> [Dataset rows for apps and sites]
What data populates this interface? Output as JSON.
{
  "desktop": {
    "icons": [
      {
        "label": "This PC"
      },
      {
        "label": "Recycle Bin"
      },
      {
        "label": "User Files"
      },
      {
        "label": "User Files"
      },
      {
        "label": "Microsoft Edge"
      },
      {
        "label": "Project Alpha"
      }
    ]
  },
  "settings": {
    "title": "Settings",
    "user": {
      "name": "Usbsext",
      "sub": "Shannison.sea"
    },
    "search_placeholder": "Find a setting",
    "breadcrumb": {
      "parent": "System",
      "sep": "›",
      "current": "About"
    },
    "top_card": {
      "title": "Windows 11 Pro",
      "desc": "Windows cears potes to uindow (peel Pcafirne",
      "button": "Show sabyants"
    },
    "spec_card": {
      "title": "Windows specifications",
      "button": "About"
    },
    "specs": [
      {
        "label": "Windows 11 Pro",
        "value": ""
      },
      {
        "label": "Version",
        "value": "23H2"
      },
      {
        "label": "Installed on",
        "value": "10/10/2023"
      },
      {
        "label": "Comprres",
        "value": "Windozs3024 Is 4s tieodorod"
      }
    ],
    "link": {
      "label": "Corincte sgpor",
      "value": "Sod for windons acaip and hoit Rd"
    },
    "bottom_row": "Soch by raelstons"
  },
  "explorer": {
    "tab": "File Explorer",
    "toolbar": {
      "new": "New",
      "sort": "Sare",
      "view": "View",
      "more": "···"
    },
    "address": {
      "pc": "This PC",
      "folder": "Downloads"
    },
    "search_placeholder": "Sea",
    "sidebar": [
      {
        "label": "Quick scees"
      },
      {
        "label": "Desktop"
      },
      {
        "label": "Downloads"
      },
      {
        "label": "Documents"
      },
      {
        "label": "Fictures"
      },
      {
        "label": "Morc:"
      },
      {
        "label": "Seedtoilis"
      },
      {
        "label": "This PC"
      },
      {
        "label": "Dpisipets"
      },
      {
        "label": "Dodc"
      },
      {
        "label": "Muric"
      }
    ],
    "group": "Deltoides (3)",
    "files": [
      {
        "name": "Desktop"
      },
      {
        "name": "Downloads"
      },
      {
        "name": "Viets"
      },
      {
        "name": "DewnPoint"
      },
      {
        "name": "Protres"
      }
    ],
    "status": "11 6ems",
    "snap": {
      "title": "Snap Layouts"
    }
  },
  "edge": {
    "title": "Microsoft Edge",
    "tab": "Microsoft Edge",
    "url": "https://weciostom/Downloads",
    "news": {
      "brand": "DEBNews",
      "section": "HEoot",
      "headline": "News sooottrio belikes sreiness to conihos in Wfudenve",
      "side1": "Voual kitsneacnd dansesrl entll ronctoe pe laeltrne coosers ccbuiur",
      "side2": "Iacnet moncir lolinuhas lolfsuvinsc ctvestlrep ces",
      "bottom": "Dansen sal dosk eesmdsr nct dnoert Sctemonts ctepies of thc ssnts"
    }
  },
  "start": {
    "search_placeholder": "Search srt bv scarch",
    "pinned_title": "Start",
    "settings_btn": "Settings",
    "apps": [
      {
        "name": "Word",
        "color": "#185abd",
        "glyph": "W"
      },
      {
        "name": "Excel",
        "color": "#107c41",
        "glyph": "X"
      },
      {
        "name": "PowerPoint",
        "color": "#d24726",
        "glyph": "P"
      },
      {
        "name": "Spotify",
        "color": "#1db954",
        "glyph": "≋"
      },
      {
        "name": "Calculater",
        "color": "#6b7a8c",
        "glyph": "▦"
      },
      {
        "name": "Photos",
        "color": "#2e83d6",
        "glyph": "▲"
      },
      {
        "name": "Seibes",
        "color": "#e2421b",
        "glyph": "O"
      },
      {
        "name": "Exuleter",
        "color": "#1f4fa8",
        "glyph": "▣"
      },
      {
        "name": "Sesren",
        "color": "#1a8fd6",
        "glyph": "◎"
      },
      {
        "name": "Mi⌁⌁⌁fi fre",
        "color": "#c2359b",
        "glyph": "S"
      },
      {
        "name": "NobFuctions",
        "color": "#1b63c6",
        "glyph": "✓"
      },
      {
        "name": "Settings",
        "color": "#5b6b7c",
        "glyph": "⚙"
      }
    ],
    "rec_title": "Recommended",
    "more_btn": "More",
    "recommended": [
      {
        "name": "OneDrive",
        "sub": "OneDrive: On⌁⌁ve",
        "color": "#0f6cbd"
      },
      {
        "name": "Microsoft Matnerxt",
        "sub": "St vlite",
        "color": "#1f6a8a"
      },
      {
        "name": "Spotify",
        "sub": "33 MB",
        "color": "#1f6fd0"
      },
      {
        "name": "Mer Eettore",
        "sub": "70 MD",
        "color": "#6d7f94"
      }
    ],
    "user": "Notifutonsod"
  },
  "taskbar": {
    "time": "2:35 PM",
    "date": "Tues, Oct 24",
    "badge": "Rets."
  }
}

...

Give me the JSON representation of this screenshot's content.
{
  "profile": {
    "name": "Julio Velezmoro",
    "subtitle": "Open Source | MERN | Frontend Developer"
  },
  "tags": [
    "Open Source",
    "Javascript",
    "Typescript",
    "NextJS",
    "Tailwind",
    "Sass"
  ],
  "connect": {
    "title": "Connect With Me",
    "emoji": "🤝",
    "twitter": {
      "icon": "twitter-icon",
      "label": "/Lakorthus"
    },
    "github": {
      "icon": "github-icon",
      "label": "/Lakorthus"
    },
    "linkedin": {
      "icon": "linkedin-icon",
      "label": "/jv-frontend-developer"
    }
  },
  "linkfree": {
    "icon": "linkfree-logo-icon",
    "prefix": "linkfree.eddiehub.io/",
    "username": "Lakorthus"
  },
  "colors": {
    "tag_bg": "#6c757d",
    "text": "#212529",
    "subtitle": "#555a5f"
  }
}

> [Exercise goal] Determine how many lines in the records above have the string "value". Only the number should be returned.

> [Reply to the task] 5